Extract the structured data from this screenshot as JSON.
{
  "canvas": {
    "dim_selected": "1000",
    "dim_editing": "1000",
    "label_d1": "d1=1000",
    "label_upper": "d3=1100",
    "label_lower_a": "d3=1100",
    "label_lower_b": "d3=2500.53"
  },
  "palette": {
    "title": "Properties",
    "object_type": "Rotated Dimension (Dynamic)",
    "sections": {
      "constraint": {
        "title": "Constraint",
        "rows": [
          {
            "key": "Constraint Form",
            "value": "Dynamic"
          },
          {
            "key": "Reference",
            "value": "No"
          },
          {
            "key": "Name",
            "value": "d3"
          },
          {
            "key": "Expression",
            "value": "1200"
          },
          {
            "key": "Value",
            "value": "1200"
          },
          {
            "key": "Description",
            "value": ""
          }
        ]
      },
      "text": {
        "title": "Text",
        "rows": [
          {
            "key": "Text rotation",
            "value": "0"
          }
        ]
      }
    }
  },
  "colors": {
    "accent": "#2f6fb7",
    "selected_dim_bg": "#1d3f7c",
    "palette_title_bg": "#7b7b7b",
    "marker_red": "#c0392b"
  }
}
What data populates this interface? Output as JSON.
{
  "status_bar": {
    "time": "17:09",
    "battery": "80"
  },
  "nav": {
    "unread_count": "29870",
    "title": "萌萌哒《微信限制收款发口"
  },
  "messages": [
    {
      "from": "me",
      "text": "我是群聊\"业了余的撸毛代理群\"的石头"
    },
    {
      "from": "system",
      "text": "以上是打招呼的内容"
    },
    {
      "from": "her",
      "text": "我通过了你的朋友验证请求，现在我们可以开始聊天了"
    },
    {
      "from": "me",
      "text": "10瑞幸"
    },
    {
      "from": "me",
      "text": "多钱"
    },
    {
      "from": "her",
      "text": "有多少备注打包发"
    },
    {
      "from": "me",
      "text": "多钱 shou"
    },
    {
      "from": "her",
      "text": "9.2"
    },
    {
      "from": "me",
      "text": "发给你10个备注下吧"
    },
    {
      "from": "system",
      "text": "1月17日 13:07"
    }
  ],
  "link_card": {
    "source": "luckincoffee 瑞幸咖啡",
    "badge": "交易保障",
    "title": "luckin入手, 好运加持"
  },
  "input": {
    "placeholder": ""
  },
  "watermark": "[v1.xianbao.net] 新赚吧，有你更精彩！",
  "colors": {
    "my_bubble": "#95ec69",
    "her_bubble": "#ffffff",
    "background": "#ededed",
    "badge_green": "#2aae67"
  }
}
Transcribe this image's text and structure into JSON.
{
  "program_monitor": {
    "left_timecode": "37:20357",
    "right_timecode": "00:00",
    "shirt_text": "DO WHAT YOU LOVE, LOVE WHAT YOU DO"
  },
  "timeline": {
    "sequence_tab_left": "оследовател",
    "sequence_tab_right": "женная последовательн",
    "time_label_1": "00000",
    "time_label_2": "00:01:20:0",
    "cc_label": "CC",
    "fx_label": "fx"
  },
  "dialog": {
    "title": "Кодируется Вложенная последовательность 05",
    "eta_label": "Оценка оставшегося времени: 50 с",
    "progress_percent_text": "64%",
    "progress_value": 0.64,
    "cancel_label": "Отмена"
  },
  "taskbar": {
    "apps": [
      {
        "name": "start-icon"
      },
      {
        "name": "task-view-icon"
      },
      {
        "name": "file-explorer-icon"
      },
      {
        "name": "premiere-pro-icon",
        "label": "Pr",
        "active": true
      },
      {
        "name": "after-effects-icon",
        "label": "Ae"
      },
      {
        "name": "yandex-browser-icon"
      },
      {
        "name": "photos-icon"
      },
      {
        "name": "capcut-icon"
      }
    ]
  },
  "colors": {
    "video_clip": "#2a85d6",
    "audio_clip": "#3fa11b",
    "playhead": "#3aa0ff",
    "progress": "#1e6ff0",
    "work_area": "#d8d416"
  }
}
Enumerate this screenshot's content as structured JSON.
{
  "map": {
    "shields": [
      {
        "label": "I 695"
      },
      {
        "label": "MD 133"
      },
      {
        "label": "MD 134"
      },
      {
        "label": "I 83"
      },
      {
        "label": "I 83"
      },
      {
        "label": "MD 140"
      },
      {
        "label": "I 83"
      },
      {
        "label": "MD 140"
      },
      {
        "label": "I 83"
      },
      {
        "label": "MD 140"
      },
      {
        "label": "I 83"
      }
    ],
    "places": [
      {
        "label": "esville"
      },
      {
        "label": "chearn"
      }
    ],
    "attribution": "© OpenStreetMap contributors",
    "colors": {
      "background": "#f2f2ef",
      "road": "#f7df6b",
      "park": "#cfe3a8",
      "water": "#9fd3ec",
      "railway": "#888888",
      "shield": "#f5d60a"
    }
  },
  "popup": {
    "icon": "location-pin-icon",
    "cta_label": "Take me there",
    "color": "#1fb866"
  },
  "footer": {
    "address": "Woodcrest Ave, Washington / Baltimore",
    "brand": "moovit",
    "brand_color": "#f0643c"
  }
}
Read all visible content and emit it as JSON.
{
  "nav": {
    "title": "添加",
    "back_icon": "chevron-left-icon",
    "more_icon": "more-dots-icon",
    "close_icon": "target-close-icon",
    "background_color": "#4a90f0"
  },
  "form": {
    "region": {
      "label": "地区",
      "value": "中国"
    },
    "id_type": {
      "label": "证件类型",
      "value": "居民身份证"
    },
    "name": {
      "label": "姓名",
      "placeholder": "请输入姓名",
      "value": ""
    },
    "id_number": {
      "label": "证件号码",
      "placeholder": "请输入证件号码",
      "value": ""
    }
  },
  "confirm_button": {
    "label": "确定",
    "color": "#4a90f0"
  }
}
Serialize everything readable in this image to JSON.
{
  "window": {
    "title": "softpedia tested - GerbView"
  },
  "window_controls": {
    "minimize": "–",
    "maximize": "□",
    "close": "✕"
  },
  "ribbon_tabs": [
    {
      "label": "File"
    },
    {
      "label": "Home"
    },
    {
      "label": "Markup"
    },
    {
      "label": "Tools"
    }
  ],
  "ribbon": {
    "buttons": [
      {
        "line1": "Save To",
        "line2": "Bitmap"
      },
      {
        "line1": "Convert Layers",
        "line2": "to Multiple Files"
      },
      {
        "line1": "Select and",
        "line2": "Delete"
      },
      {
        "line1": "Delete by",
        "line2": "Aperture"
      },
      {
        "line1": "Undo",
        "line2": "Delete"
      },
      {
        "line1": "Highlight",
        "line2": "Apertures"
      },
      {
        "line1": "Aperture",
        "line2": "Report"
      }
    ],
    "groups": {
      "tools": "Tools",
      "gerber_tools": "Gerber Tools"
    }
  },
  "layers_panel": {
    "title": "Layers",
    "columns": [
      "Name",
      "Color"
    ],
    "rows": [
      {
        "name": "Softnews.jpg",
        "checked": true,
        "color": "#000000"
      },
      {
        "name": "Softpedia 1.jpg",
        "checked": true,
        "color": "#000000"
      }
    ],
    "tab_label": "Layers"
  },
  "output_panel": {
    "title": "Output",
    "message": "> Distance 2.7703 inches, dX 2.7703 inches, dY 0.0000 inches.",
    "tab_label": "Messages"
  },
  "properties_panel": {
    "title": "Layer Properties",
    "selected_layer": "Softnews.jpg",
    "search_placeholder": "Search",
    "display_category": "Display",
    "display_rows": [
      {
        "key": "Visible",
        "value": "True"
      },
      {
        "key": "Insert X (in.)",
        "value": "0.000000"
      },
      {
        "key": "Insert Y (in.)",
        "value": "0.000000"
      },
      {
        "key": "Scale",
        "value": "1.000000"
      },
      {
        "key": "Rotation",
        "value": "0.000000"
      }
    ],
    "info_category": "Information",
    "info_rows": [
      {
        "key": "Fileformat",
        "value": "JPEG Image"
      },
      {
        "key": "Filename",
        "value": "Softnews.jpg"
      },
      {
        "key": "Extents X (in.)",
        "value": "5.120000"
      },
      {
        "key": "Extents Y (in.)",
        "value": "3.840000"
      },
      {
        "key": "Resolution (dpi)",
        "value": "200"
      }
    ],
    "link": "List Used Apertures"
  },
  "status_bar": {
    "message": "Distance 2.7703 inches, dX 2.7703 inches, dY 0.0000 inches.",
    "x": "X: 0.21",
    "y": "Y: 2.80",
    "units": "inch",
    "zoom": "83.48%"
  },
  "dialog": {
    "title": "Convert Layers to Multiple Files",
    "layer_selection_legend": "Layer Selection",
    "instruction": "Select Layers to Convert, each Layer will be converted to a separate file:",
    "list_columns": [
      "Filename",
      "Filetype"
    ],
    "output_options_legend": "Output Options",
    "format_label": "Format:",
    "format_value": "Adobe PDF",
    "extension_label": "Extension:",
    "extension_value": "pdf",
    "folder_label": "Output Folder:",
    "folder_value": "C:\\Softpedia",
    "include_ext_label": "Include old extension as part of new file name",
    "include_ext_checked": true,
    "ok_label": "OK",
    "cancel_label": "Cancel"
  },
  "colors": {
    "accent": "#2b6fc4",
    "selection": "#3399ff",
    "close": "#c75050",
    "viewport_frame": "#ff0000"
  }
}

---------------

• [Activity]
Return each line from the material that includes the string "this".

• [Answer section]
Extract the structured data from this screenshot as JSON.
What data populates this interface? Output as JSON.
Transcribe this image's text and structure into JSON.
Enumerate this screenshot's content as structured JSON.
Serialize everything readable in this image to JSON.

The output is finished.